- _Task to complete_
I'd like the entries reproduced exactly, with the images omitted.

►

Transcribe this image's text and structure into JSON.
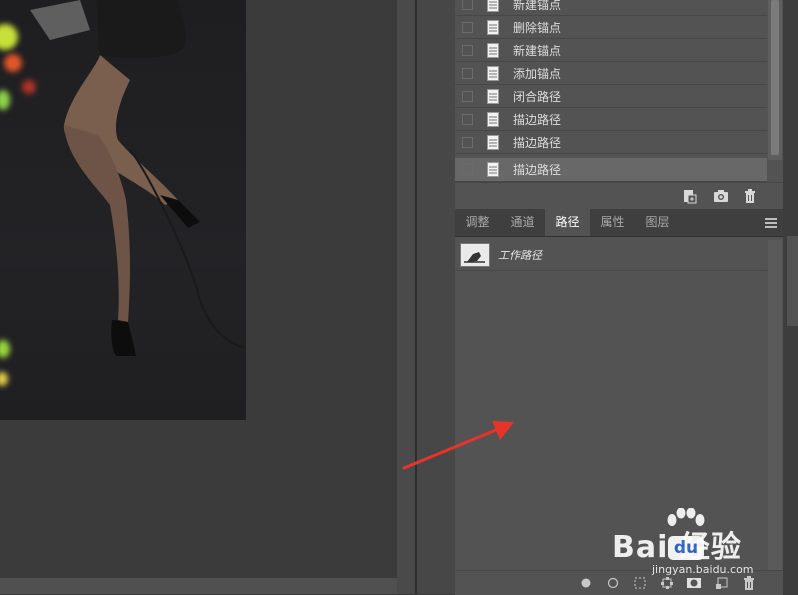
{
  "history": {
    "items": [
      {
        "label": "新建锚点",
        "selected": false
      },
      {
        "label": "删除锚点",
        "selected": false
      },
      {
        "label": "新建锚点",
        "selected": false
      },
      {
        "label": "添加锚点",
        "selected": false
      },
      {
        "label": "闭合路径",
        "selected": false
      },
      {
        "label": "描边路径",
        "selected": false
      },
      {
        "label": "描边路径",
        "selected": false
      },
      {
        "label": "描边路径",
        "selected": true
      }
    ],
    "toolbar_icons": [
      "new-document-from-state-icon",
      "camera-snapshot-icon",
      "trash-icon"
    ]
  },
  "panel_tabs": [
    {
      "label": "调整",
      "active": false
    },
    {
      "label": "通道",
      "active": false
    },
    {
      "label": "路径",
      "active": true
    },
    {
      "label": "属性",
      "active": false
    },
    {
      "label": "图层",
      "active": false
    }
  ],
  "paths": {
    "items": [
      {
        "label": "工作路径"
      }
    ],
    "toolbar_icons": [
      "fill-path-icon",
      "stroke-path-icon",
      "load-as-selection-icon",
      "make-work-path-icon",
      "add-mask-icon",
      "new-path-icon",
      "delete-path-icon"
    ]
  },
  "watermark": {
    "title": "Bai 经验",
    "brand_mark": "du",
    "subtitle": "jingyan.baidu.com"
  },
  "annotation": {
    "color": "#e8332a",
    "icon": "red-arrow-annotation"
  }
}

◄

- _Solution to this task_
Transcribe this image's text and structure into JSON.
{
  "history": {
    "items": [
      {
        "label": "新建锚点",
        "selected": false
      },
      {
        "label": "删除锚点",
        "selected": false
      },
      {
        "label": "新建锚点",
        "selected": false
      },
      {
        "label": "添加锚点",
        "selected": false
      },
      {
        "label": "闭合路径",
        "selected": false
      },
      {
        "label": "描边路径",
        "selected": false
      },
      {
        "label": "描边路径",
        "selected": false
      },
      {
        "label": "描边路径",
        "selected": true
      }
    ],
    "toolbar_icons": [
      "new-document-from-state-icon",
      "camera-snapshot-icon",
      "trash-icon"
    ]
  },
  "panel_tabs": [
    {
      "label": "调整",
      "active": false
    },
    {
      "label": "通道",
      "active": false
    },
    {
      "label": "路径",
      "active": true
    },
    {
      "label": "属性",
      "active": false
    },
    {
      "label": "图层",
      "active": false
    }
  ],
  "paths": {
    "items": [
      {
        "label": "工作路径"
      }
    ],
    "toolbar_icons": [
      "fill-path-icon",
      "stroke-path-icon",
      "load-as-selection-icon",
      "make-work-path-icon",
      "add-mask-icon",
      "new-path-icon",
      "delete-path-icon"
    ]
  },
  "watermark": {
    "title": "Bai 经验",
    "brand_mark": "du",
    "subtitle": "jingyan.baidu.com"
  },
  "annotation": {
    "color": "#e8332a",
    "icon": "red-arrow-annotation"
  }
}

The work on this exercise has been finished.